What to do:
Print all of the data exactly.

Data extract:
------
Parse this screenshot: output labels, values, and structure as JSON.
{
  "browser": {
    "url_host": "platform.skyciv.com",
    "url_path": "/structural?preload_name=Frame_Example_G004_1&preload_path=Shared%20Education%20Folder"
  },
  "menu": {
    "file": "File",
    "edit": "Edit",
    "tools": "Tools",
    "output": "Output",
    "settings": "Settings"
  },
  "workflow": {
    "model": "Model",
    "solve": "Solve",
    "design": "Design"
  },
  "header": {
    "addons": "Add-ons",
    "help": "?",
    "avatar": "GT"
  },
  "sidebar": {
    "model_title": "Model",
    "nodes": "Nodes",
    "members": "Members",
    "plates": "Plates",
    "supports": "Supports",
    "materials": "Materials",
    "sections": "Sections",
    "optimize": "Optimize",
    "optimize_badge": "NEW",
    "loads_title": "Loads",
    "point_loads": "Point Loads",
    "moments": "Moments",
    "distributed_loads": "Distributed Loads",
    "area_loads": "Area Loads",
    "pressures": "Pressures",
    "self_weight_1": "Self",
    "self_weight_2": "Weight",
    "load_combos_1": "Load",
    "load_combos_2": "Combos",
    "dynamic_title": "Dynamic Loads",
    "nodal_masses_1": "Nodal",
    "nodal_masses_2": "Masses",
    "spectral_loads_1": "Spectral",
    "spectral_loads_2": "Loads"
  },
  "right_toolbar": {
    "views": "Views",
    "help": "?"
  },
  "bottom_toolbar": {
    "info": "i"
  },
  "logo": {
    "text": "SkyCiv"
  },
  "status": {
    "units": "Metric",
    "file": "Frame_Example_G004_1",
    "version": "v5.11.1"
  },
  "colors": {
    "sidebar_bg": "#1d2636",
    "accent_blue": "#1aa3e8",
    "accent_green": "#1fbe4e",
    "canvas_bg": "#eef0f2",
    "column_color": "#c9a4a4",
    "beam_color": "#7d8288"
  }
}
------
The answer:
Parse this screenshot: output labels, values, and structure as JSON.
{
  "browser": {
    "url_host": "platform.skyciv.com",
    "url_path": "/structural?preload_name=Frame_Example_G004_1&preload_path=Shared%20Education%20Folder"
  },
  "menu": {
    "file": "File",
    "edit": "Edit",
    "tools": "Tools",
    "output": "Output",
    "settings": "Settings"
  },
  "workflow": {
    "model": "Model",
    "solve": "Solve",
    "design": "Design"
  },
  "header": {
    "addons": "Add-ons",
    "help": "?",
    "avatar": "GT"
  },
  "sidebar": {
    "model_title": "Model",
    "nodes": "Nodes",
    "members": "Members",
    "plates": "Plates",
    "supports": "Supports",
    "materials": "Materials",
    "sections": "Sections",
    "optimize": "Optimize",
    "optimize_badge": "NEW",
    "loads_title": "Loads",
    "point_loads": "Point Loads",
    "moments": "Moments",
    "distributed_loads": "Distributed Loads",
    "area_loads": "Area Loads",
    "pressures": "Pressures",
    "self_weight_1": "Self",
    "self_weight_2": "Weight",
    "load_combos_1": "Load",
    "load_combos_2": "Combos",
    "dynamic_title": "Dynamic Loads",
    "nodal_masses_1": "Nodal",
    "nodal_masses_2": "Masses",
    "spectral_loads_1": "Spectral",
    "spectral_loads_2": "Loads"
  },
  "right_toolbar": {
    "views": "Views",
    "help": "?"
  },
  "bottom_toolbar": {
    "info": "i"
  },
  "logo": {
    "text": "SkyCiv"
  },
  "status": {
    "units": "Metric",
    "file": "Frame_Example_G004_1",
    "version": "v5.11.1"
  },
  "colors": {
    "sidebar_bg": "#1d2636",
    "accent_blue": "#1aa3e8",
    "accent_green": "#1fbe4e",
    "canvas_bg": "#eef0f2",
    "column_color": "#c9a4a4",
    "beam_color": "#7d8288"
  }
}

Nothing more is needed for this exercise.